The New York Times
is running a doom and gloom piece
on the current economic state of the big four publicly traded game publishers: Activision, Electronic Arts, Take-Two Interactive, and THQ. It's nothing we haven't heard before; higher next-gen development costs coupled with a console transition which have not only historically proven to be difficult, but the current one especially so.
Activision CEO Bobby Kotick "acknowledged that there were challenges, including a growing need to produce games more efficiently. He said the industry would probably also focus more narrowly on games with hit potential (selling several million copies) as opposed to a scattershot approach of creating numerous games that sell one million copies or less." This blockbuster approach runs contrary to the XBLA success story, or quirky DS hits like Pheonix Wright
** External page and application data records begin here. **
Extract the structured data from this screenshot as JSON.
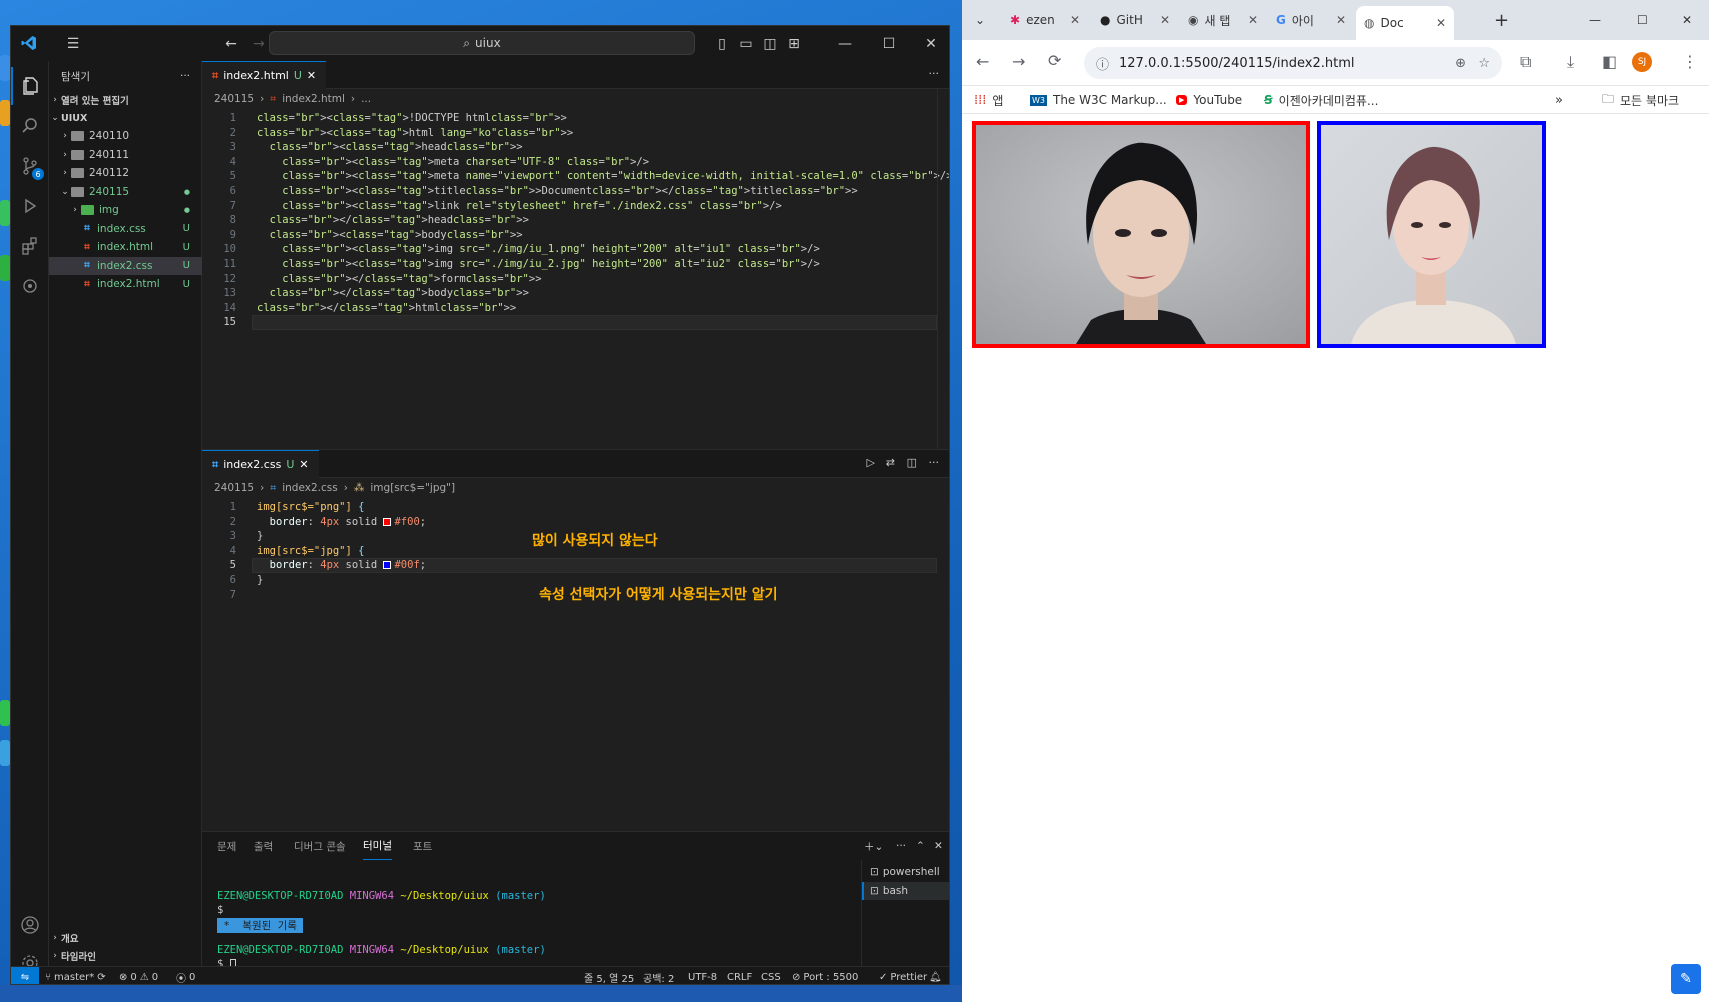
{
  "vscode": {
    "search_text": "uiux",
    "explorer_title": "탐색기",
    "open_editors": "열려 있는 편집기",
    "workspace": "UIUX",
    "tree": [
      {
        "label": "240110",
        "type": "folder",
        "badge": ""
      },
      {
        "label": "240111",
        "type": "folder",
        "badge": ""
      },
      {
        "label": "240112",
        "type": "folder",
        "badge": ""
      },
      {
        "label": "240115",
        "type": "folder-open",
        "badge": "●"
      },
      {
        "label": "img",
        "type": "folder",
        "badge": "●"
      },
      {
        "label": "index.css",
        "type": "css",
        "badge": "U"
      },
      {
        "label": "index.html",
        "type": "html",
        "badge": "U"
      },
      {
        "label": "index2.css",
        "type": "css",
        "badge": "U"
      },
      {
        "label": "index2.html",
        "type": "html",
        "badge": "U"
      }
    ],
    "outline": "개요",
    "timeline": "타임라인",
    "scm_badge": "6",
    "editor1": {
      "tab_label": "index2.html",
      "tab_status": "U",
      "crumbs": [
        "240115",
        "index2.html",
        "..."
      ],
      "lines": [
        "<!DOCTYPE html>",
        "<html lang=\"ko\">",
        "  <head>",
        "    <meta charset=\"UTF-8\" />",
        "    <meta name=\"viewport\" content=\"width=device-width, initial-scale=1.0\" />",
        "    <title>Document</title>",
        "    <link rel=\"stylesheet\" href=\"./index2.css\" />",
        "  </head>",
        "  <body>",
        "    <img src=\"./img/iu_1.png\" height=\"200\" alt=\"iu1\" />",
        "    <img src=\"./img/iu_2.jpg\" height=\"200\" alt=\"iu2\" />",
        "    </form>",
        "  </body>",
        "</html>",
        ""
      ]
    },
    "editor2": {
      "tab_label": "index2.css",
      "tab_status": "U",
      "crumbs": [
        "240115",
        "index2.css",
        "img[src$=\"jpg\"]"
      ],
      "lines": [
        "img[src$=\"png\"] {",
        "  border: 4px solid #f00;",
        "}",
        "img[src$=\"jpg\"] {",
        "  border: 4px solid #00f;",
        "}",
        ""
      ],
      "annotation1": "많이 사용되지 않는다",
      "annotation2": "속성 선택자가 어떻게 사용되는지만 알기"
    },
    "panel": {
      "tabs": [
        "문제",
        "출력",
        "디버그 콘솔",
        "터미널",
        "포트"
      ],
      "active_tab": "터미널",
      "terminals": [
        "powershell",
        "bash"
      ],
      "prompt_user": "EZEN@DESKTOP-RD7I0AD",
      "prompt_env": "MINGW64",
      "prompt_path": "~/Desktop/uiux",
      "prompt_branch": "(master)",
      "dollar": "$",
      "restored": " *  복원된 기록 "
    },
    "status": {
      "branch": "master*",
      "errors": "0",
      "warnings": "0",
      "ports": "0",
      "position": "줄 5, 열 25",
      "spaces": "공백: 2",
      "encoding": "UTF-8",
      "eol": "CRLF",
      "language": "CSS",
      "port": "Port : 5500",
      "prettier": "Prettier"
    }
  },
  "chrome": {
    "tabs": [
      {
        "label": "ezen",
        "icon": "slack-icon"
      },
      {
        "label": "GitH",
        "icon": "github-icon"
      },
      {
        "label": "새 탭",
        "icon": "chrome-icon"
      },
      {
        "label": "아이",
        "icon": "google-icon"
      },
      {
        "label": "Doc",
        "icon": "globe-icon"
      }
    ],
    "url": "127.0.0.1:5500/240115/index2.html",
    "profile": "SJ",
    "bookmarks": [
      "앱",
      "The W3C Markup...",
      "YouTube",
      "이젠아카데미컴퓨..."
    ],
    "bookmarks_all": "모든 북마크",
    "image1_alt": "iu1",
    "image2_alt": "iu2",
    "image1_border": "#ff0000",
    "image2_border": "#0000ff"
  }
}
. So basically, Activision doesn't subscribe to the long tail
Pretty damning evidence of this trend: following E3
in May, "Electronic Arts' shares have fallen to $42.30, from $56.80; Activision to $11.58, from $14.19; THQ to $21.49, from $25.63; and Take-Two to $13.10, from $17.05." Ouch! Well, that's my cue to go grab some TTWO and ATVI shares!